Work to be completed:
What you return must match every record word for word.

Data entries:
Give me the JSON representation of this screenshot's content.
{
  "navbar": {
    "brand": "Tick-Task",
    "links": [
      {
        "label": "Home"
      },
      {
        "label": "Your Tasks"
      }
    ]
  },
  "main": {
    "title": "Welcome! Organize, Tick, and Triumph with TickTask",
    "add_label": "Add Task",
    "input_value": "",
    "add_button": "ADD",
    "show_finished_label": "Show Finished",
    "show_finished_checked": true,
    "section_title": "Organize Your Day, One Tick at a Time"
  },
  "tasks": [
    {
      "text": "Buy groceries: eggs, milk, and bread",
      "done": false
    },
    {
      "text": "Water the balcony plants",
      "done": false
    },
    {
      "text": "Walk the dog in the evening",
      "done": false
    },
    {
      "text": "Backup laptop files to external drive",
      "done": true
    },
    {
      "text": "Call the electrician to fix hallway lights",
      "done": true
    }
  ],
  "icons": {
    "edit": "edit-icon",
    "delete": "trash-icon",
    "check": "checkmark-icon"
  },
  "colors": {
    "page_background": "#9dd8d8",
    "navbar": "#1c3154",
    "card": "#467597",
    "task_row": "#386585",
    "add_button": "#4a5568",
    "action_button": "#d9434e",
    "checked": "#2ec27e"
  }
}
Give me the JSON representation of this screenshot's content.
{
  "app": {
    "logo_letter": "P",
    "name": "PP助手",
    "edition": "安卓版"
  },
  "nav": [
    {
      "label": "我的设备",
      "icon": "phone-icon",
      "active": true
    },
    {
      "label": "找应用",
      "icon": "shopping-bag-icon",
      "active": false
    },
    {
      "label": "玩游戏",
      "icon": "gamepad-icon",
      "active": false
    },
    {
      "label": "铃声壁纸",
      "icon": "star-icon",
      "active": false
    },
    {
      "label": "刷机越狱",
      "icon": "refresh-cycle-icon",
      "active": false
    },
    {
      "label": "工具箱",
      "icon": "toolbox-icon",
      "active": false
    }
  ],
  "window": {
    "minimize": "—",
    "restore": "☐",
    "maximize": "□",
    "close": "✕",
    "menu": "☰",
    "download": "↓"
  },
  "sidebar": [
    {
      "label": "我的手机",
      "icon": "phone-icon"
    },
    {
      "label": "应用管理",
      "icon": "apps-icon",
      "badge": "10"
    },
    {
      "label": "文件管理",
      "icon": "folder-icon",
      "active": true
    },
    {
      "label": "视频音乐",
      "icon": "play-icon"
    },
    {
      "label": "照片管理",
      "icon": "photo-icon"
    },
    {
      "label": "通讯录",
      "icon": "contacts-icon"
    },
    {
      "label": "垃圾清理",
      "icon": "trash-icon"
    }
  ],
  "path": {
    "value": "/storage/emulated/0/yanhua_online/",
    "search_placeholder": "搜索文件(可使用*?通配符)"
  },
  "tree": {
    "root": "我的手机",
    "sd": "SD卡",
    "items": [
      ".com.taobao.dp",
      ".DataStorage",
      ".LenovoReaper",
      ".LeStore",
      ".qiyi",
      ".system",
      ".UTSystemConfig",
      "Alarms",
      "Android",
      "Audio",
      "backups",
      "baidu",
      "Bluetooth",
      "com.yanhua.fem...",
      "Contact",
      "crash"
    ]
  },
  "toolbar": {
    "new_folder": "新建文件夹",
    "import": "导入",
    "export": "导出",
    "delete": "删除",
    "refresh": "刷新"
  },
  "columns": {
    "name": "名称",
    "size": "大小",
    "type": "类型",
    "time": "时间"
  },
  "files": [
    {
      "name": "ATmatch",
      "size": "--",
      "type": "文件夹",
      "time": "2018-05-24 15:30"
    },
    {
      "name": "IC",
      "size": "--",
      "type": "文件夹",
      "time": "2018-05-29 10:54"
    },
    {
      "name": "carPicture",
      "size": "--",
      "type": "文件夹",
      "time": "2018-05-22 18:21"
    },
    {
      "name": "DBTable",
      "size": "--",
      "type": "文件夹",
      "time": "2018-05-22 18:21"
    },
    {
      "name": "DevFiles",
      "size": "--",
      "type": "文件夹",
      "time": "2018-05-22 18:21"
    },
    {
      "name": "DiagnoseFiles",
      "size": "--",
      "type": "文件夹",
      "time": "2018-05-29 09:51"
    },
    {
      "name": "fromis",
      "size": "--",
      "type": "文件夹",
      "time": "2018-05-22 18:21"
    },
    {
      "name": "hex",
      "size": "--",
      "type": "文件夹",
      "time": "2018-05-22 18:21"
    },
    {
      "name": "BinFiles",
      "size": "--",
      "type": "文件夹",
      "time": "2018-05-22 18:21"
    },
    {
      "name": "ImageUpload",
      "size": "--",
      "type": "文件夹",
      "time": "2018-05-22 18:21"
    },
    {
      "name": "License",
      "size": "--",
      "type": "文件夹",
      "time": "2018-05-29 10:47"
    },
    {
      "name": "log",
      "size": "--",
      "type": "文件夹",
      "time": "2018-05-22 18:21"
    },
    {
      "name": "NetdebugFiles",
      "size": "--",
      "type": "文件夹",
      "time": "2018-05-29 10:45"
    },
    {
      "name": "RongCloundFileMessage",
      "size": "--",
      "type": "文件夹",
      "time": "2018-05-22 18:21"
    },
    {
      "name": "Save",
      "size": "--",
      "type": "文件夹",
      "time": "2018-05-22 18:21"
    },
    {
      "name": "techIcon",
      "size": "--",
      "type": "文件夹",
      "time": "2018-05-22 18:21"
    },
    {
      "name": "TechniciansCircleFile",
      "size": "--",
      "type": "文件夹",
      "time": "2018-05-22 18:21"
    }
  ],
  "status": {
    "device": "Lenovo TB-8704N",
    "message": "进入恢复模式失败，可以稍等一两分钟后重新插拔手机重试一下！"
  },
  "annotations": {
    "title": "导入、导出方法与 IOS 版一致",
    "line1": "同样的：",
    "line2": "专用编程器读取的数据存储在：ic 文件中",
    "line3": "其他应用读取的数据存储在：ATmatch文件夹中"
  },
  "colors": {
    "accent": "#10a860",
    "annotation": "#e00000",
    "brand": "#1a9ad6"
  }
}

Result of this exercise:
Give me the JSON representation of this screenshot's content.
{
  "navbar": {
    "brand": "Tick-Task",
    "links": [
      {
        "label": "Home"
      },
      {
        "label": "Your Tasks"
      }
    ]
  },
  "main": {
    "title": "Welcome! Organize, Tick, and Triumph with TickTask",
    "add_label": "Add Task",
    "input_value": "",
    "add_button": "ADD",
    "show_finished_label": "Show Finished",
    "show_finished_checked": true,
    "section_title": "Organize Your Day, One Tick at a Time"
  },
  "tasks": [
    {
      "text": "Buy groceries: eggs, milk, and bread",
      "done": false
    },
    {
      "text": "Water the balcony plants",
      "done": false
    },
    {
      "text": "Walk the dog in the evening",
      "done": false
    },
    {
      "text": "Backup laptop files to external drive",
      "done": true
    },
    {
      "text": "Call the electrician to fix hallway lights",
      "done": true
    }
  ],
  "icons": {
    "edit": "edit-icon",
    "delete": "trash-icon",
    "check": "checkmark-icon"
  },
  "colors": {
    "page_background": "#9dd8d8",
    "navbar": "#1c3154",
    "card": "#467597",
    "task_row": "#386585",
    "add_button": "#4a5568",
    "action_button": "#d9434e",
    "checked": "#2ec27e"
  }
}
Give me the JSON representation of this screenshot's content.
{
  "app": {
    "logo_letter": "P",
    "name": "PP助手",
    "edition": "安卓版"
  },
  "nav": [
    {
      "label": "我的设备",
      "icon": "phone-icon",
      "active": true
    },
    {
      "label": "找应用",
      "icon": "shopping-bag-icon",
      "active": false
    },
    {
      "label": "玩游戏",
      "icon": "gamepad-icon",
      "active": false
    },
    {
      "label": "铃声壁纸",
      "icon": "star-icon",
      "active": false
    },
    {
      "label": "刷机越狱",
      "icon": "refresh-cycle-icon",
      "active": false
    },
    {
      "label": "工具箱",
      "icon": "toolbox-icon",
      "active": false
    }
  ],
  "window": {
    "minimize": "—",
    "restore": "☐",
    "maximize": "□",
    "close": "✕",
    "menu": "☰",
    "download": "↓"
  },
  "sidebar": [
    {
      "label": "我的手机",
      "icon": "phone-icon"
    },
    {
      "label": "应用管理",
      "icon": "apps-icon",
      "badge": "10"
    },
    {
      "label": "文件管理",
      "icon": "folder-icon",
      "active": true
    },
    {
      "label": "视频音乐",
      "icon": "play-icon"
    },
    {
      "label": "照片管理",
      "icon": "photo-icon"
    },
    {
      "label": "通讯录",
      "icon": "contacts-icon"
    },
    {
      "label": "垃圾清理",
      "icon": "trash-icon"
    }
  ],
  "path": {
    "value": "/storage/emulated/0/yanhua_online/",
    "search_placeholder": "搜索文件(可使用*?通配符)"
  },
  "tree": {
    "root": "我的手机",
    "sd": "SD卡",
    "items": [
      ".com.taobao.dp",
      ".DataStorage",
      ".LenovoReaper",
      ".LeStore",
      ".qiyi",
      ".system",
      ".UTSystemConfig",
      "Alarms",
      "Android",
      "Audio",
      "backups",
      "baidu",
      "Bluetooth",
      "com.yanhua.fem...",
      "Contact",
      "crash"
    ]
  },
  "toolbar": {
    "new_folder": "新建文件夹",
    "import": "导入",
    "export": "导出",
    "delete": "删除",
    "refresh": "刷新"
  },
  "columns": {
    "name": "名称",
    "size": "大小",
    "type": "类型",
    "time": "时间"
  },
  "files": [
    {
      "name": "ATmatch",
      "size": "--",
      "type": "文件夹",
      "time": "2018-05-24 15:30"
    },
    {
      "name": "IC",
      "size": "--",
      "type": "文件夹",
      "time": "2018-05-29 10:54"
    },
    {
      "name": "carPicture",
      "size": "--",
      "type": "文件夹",
      "time": "2018-05-22 18:21"
    },
    {
      "name": "DBTable",
      "size": "--",
      "type": "文件夹",
      "time": "2018-05-22 18:21"
    },
    {
      "name": "DevFiles",
      "size": "--",
      "type": "文件夹",
      "time": "2018-05-22 18:21"
    },
    {
      "name": "DiagnoseFiles",
      "size": "--",
      "type": "文件夹",
      "time": "2018-05-29 09:51"
    },
    {
      "name": "fromis",
      "size": "--",
      "type": "文件夹",
      "time": "2018-05-22 18:21"
    },
    {
      "name": "hex",
      "size": "--",
      "type": "文件夹",
      "time": "2018-05-22 18:21"
    },
    {
      "name": "BinFiles",
      "size": "--",
      "type": "文件夹",
      "time": "2018-05-22 18:21"
    },
    {
      "name": "ImageUpload",
      "size": "--",
      "type": "文件夹",
      "time": "2018-05-22 18:21"
    },
    {
      "name": "License",
      "size": "--",
      "type": "文件夹",
      "time": "2018-05-29 10:47"
    },
    {
      "name": "log",
      "size": "--",
      "type": "文件夹",
      "time": "2018-05-22 18:21"
    },
    {
      "name": "NetdebugFiles",
      "size": "--",
      "type": "文件夹",
      "time": "2018-05-29 10:45"
    },
    {
      "name": "RongCloundFileMessage",
      "size": "--",
      "type": "文件夹",
      "time": "2018-05-22 18:21"
    },
    {
      "name": "Save",
      "size": "--",
      "type": "文件夹",
      "time": "2018-05-22 18:21"
    },
    {
      "name": "techIcon",
      "size": "--",
      "type": "文件夹",
      "time": "2018-05-22 18:21"
    },
    {
      "name": "TechniciansCircleFile",
      "size": "--",
      "type": "文件夹",
      "time": "2018-05-22 18:21"
    }
  ],
  "status": {
    "device": "Lenovo TB-8704N",
    "message": "进入恢复模式失败，可以稍等一两分钟后重新插拔手机重试一下！"
  },
  "annotations": {
    "title": "导入、导出方法与 IOS 版一致",
    "line1": "同样的：",
    "line2": "专用编程器读取的数据存储在：ic 文件中",
    "line3": "其他应用读取的数据存储在：ATmatch文件夹中"
  },
  "colors": {
    "accent": "#10a860",
    "annotation": "#e00000",
    "brand": "#1a9ad6"
  }
}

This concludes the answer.